## Exercise instructions:
Reproduce each line of the entries that carries "JSON".

(Dataset rows for apps and sites)
=====
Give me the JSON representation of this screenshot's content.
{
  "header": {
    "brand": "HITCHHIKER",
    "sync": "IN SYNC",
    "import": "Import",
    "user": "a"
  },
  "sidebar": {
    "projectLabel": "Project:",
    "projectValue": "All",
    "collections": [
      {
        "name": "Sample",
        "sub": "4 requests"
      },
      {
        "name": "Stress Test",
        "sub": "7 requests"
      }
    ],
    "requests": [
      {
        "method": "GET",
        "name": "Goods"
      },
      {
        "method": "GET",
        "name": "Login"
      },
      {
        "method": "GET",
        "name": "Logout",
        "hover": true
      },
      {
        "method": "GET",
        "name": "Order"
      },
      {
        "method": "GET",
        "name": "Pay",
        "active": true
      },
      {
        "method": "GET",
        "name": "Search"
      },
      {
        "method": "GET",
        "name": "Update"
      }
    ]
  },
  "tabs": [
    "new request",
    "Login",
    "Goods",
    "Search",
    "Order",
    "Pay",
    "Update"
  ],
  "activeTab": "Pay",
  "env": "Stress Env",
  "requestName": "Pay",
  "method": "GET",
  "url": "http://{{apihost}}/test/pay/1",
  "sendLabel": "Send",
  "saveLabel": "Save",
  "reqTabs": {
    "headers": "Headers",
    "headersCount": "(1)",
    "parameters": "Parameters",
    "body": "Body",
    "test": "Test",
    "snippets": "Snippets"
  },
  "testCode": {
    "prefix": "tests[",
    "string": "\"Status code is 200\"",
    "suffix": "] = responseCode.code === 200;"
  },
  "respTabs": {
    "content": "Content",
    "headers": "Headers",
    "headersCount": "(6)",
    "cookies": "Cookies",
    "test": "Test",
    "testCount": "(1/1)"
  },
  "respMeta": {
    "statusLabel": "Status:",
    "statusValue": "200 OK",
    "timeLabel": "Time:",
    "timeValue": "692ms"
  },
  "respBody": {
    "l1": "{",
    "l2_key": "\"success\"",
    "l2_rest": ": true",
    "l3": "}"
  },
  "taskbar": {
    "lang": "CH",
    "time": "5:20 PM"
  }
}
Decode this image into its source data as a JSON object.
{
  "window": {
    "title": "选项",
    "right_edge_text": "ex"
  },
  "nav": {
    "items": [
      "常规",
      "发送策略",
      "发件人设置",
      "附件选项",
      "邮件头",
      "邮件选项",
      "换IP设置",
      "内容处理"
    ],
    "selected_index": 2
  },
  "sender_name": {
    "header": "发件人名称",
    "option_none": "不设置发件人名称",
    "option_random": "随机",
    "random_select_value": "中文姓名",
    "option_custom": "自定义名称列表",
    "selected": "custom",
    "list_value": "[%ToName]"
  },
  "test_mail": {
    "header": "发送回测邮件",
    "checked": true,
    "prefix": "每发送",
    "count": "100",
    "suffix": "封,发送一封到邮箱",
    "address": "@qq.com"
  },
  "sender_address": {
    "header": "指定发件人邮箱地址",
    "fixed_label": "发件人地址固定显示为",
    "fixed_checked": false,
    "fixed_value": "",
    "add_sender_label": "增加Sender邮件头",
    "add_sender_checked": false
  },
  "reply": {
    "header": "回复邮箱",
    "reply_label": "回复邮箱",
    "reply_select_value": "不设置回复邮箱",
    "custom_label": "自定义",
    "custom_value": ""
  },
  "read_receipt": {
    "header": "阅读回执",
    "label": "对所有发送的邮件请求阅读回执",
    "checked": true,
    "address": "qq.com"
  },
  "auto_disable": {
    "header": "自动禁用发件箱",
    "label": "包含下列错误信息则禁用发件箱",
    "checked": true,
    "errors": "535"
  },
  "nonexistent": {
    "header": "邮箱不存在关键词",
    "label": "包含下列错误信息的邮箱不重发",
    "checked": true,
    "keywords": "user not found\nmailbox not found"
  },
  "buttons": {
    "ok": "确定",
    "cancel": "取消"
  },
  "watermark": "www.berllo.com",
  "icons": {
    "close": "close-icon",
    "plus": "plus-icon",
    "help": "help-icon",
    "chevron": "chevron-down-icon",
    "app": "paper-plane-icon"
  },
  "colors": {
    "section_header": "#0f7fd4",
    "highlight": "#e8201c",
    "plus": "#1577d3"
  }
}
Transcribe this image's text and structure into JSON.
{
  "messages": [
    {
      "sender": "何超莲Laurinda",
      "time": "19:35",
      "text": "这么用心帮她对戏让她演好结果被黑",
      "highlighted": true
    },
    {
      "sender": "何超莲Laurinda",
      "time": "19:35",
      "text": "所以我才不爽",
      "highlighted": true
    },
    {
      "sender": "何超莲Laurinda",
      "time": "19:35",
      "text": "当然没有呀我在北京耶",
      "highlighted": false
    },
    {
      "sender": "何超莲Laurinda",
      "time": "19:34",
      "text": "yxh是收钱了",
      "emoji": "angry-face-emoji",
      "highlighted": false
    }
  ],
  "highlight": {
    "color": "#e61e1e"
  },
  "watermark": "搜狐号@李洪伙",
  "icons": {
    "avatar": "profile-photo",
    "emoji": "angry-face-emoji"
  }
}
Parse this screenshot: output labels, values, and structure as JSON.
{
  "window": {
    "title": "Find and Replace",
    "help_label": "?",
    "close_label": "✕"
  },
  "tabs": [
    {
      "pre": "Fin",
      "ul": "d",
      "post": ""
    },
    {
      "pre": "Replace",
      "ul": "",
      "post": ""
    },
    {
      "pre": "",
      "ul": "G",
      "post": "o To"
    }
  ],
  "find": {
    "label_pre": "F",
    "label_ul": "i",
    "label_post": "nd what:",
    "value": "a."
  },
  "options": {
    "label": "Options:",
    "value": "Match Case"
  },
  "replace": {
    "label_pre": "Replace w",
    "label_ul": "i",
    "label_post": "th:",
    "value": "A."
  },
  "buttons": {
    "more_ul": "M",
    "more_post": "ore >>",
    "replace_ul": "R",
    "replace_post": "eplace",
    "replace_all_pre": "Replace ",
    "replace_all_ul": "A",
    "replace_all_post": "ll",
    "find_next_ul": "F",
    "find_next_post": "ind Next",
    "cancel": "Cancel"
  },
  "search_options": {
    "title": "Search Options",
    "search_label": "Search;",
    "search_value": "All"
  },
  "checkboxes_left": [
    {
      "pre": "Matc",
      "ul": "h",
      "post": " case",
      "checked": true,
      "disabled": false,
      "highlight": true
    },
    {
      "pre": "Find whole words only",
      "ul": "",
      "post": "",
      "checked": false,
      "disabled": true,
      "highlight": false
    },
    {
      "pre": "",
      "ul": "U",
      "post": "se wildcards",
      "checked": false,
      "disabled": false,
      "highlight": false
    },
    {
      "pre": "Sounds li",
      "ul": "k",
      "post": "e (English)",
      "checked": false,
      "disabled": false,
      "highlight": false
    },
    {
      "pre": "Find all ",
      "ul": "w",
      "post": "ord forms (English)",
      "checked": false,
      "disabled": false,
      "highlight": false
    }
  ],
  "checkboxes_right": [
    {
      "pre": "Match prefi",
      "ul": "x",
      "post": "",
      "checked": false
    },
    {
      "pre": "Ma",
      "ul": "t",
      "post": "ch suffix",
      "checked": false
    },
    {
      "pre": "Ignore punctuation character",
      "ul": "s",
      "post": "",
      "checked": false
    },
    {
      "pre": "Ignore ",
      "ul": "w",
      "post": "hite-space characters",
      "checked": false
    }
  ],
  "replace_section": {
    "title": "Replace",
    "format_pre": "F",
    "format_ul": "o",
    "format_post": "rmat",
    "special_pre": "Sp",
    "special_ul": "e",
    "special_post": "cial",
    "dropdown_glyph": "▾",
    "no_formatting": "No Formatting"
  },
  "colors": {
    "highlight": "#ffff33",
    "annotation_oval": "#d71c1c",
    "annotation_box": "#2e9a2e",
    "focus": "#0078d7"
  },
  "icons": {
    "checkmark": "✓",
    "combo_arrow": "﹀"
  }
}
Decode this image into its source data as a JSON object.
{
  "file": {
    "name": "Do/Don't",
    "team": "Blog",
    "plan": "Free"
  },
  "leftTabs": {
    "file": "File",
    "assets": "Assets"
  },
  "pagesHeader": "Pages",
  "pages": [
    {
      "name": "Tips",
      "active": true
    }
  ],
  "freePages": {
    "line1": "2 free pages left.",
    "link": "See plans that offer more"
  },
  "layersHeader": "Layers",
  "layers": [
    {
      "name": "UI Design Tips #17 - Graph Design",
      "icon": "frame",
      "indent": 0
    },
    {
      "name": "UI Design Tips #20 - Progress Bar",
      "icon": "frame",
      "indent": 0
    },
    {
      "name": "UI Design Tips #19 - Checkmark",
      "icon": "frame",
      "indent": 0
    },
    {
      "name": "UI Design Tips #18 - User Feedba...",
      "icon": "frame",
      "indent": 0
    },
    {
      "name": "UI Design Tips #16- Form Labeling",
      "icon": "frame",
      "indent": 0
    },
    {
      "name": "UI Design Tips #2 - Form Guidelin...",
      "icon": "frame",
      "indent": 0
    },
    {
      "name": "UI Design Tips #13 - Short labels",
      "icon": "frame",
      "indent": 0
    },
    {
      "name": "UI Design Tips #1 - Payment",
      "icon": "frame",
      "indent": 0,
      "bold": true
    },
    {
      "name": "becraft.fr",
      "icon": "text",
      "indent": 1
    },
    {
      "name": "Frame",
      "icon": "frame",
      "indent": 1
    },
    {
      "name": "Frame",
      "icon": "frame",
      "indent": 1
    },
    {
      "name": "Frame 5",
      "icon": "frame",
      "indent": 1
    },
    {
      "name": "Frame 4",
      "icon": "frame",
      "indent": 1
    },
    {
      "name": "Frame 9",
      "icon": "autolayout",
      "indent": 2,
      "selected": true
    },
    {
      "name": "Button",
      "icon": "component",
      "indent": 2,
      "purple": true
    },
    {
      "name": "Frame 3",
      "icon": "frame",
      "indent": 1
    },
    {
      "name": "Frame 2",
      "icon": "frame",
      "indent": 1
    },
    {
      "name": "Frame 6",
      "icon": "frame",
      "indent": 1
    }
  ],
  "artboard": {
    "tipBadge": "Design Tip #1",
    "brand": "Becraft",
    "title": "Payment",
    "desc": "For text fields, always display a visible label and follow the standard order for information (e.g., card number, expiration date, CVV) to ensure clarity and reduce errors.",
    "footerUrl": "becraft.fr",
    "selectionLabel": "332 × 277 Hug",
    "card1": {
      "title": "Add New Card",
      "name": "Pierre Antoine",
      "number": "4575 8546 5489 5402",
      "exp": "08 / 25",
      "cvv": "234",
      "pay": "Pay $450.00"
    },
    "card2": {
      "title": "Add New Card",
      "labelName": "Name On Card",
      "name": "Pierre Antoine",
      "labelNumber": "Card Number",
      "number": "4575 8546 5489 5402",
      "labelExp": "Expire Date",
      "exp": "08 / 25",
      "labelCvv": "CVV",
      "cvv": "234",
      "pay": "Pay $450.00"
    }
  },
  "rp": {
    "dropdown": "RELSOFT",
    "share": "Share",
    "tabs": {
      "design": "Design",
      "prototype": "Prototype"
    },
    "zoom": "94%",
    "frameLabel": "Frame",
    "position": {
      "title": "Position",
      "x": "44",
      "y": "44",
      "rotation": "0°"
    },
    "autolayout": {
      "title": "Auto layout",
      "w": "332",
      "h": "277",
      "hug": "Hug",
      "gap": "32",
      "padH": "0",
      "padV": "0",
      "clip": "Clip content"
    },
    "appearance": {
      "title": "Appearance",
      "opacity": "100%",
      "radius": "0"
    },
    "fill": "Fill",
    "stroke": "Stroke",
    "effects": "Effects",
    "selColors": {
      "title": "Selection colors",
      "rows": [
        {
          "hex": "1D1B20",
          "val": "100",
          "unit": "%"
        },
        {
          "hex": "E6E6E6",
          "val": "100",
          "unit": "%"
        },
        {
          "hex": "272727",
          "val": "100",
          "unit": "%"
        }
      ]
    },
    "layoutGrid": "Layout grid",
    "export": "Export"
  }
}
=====
## Solution for this exercise:
Give me the JSON representation of this screenshot's content.
Decode this image into its source data as a JSON object.
Transcribe this image's text and structure into JSON.
Parse this screenshot: output labels, values, and structure as JSON.
Decode this image into its source data as a JSON object.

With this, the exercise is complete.